(Hartford, USA, 1928 – New York, USA, 2007)
Sol LeWitt was an American artist whose work lies between Minimalism and Conceptual Art. LeWitt graduated from Syracuse University in 1949. In 1953 he moved to New York, where he attended the Cartoonists and Illustrators’ School, worked for the magazine Seventeen and, from 1955 to 1956, for the studio of the architect Ieoh Ming Pei. In the first half of the 1970s he supported himself by working as a night receptionist at MoMA, where he met artists Dan Flavin, Robert Mangold, and Robert Ryman. LeWitt exhibited in group exhibitions of what would go down in history as Minimalism, including the 1966 exhibition “Primary Structures: Younger American and British Sculptors” at the Jewish Museum in New York. During this period he taught at various institutes in New York, including New York University and the School of Visual Arts. In 1976, together with writer Lucy Lippard, he founded the non-profit organization for artist books Printed Matter, Inc. From the mid-1960s onwards, he focused on three-dimensional works based on the cube, using precise and measured formats, such as grids and modules, with systematic variations. Some of LeWitt’s most famous pieces are his Wall Drawings: geometric murals to which the artist applies a myriad of variations. From the mid-1980s he worked on sculptures in stacked concrete blocks, again experimenting with the method of variation within self-imposed restrictions.
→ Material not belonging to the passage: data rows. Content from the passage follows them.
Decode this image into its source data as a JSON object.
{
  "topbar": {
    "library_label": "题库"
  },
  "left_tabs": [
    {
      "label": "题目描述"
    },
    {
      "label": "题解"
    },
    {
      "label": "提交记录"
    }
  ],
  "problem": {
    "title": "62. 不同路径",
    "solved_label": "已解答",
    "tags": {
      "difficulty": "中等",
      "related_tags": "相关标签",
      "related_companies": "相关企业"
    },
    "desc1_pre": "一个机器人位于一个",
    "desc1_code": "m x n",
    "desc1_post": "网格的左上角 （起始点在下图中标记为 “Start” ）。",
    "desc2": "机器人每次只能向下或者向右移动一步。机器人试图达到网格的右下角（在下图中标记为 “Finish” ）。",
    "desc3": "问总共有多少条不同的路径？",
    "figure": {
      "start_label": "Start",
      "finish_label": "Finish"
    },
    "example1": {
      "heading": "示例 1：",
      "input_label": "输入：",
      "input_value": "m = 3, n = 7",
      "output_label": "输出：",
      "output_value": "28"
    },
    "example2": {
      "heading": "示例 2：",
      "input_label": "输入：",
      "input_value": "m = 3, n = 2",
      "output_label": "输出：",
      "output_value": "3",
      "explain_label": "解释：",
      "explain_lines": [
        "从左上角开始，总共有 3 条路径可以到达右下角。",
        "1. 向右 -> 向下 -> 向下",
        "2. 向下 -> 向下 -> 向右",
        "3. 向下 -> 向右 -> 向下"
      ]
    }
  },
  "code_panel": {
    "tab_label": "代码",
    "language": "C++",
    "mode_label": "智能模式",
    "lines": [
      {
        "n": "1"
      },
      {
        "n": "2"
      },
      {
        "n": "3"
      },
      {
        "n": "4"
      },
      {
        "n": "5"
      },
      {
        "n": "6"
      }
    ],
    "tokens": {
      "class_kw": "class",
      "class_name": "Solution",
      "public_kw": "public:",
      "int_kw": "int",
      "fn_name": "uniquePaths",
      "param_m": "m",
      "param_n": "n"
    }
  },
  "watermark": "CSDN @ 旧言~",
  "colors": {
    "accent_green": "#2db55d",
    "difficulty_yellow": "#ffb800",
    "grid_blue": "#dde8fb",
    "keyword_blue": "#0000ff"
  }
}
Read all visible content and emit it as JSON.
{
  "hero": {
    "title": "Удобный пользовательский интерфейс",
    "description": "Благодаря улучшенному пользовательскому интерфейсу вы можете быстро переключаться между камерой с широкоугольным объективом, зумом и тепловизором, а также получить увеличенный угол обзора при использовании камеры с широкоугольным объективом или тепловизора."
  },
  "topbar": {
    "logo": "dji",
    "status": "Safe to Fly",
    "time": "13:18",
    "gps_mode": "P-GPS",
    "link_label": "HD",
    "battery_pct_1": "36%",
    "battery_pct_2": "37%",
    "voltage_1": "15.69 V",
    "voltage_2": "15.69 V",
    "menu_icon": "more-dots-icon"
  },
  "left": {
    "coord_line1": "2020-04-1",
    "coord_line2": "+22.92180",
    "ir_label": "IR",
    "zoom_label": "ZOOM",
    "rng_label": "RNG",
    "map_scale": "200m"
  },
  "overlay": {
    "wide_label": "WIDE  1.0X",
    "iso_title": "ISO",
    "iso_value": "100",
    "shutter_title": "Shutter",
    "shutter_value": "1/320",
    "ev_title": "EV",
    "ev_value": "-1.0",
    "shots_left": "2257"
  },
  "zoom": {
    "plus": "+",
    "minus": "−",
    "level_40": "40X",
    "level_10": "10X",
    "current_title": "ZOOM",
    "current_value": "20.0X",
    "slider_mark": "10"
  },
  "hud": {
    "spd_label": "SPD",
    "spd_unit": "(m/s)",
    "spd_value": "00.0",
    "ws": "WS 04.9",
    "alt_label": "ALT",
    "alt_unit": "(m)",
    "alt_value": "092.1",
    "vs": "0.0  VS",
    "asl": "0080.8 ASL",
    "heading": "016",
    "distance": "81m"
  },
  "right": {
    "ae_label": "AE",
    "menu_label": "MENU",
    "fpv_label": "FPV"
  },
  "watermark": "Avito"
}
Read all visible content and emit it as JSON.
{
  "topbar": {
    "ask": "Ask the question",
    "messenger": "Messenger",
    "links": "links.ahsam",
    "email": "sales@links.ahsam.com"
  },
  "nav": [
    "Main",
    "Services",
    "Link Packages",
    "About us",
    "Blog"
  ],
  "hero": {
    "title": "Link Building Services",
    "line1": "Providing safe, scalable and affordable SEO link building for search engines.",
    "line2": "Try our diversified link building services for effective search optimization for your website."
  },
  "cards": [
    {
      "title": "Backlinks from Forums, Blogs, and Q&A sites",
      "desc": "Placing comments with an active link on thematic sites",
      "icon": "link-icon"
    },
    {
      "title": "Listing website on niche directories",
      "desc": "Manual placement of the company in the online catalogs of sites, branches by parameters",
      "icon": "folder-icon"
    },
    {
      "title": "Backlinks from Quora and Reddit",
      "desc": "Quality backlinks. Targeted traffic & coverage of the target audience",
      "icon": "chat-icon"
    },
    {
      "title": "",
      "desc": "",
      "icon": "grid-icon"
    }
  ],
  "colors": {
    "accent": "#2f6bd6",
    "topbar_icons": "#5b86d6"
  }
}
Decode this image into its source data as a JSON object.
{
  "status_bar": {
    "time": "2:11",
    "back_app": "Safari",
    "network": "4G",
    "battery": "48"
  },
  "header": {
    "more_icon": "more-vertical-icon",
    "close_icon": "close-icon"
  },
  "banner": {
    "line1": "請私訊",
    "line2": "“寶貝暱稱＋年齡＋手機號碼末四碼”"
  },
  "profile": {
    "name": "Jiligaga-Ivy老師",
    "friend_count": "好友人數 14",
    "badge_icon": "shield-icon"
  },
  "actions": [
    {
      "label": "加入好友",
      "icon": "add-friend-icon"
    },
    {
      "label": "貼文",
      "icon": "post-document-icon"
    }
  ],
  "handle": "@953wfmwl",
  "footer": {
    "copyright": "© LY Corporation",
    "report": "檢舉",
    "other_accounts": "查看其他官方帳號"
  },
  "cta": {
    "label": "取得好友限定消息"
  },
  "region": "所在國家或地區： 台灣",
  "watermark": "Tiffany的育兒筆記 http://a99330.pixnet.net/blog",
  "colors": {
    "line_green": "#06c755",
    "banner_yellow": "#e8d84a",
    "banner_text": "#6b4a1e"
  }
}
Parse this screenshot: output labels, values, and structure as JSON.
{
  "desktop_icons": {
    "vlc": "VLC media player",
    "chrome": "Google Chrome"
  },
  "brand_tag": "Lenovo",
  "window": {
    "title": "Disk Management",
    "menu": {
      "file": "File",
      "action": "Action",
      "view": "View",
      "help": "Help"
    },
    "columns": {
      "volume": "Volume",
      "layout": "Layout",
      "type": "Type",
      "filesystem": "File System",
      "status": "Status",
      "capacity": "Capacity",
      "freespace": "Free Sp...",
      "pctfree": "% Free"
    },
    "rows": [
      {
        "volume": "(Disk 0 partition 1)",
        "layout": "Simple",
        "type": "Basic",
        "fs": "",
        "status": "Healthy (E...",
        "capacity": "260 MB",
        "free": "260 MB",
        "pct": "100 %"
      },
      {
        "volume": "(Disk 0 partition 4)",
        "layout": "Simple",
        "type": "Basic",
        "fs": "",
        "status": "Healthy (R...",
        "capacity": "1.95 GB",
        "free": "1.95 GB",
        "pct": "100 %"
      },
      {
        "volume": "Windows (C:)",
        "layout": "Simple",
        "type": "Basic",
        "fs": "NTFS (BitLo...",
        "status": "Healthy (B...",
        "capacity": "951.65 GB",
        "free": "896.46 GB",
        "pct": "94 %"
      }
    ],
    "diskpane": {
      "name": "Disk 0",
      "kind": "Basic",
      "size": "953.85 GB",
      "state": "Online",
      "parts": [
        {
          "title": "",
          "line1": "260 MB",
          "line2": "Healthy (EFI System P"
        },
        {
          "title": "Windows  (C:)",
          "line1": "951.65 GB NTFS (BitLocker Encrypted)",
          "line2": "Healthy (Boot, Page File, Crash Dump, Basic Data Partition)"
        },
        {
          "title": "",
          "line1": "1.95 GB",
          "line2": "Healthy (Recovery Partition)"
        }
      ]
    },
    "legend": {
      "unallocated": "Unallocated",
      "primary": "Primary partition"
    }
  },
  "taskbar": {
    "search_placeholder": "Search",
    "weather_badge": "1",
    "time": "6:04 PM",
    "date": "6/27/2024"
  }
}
LeWitt’s wall drawings from the 1980s incorporate geometric shapes, stars, and flat areas of color. In 1988 at the Venice Biennale, he covered the inside of the Italian Pavilion with his wall drawings. His works can be found in major museum collections in Europe and the United States.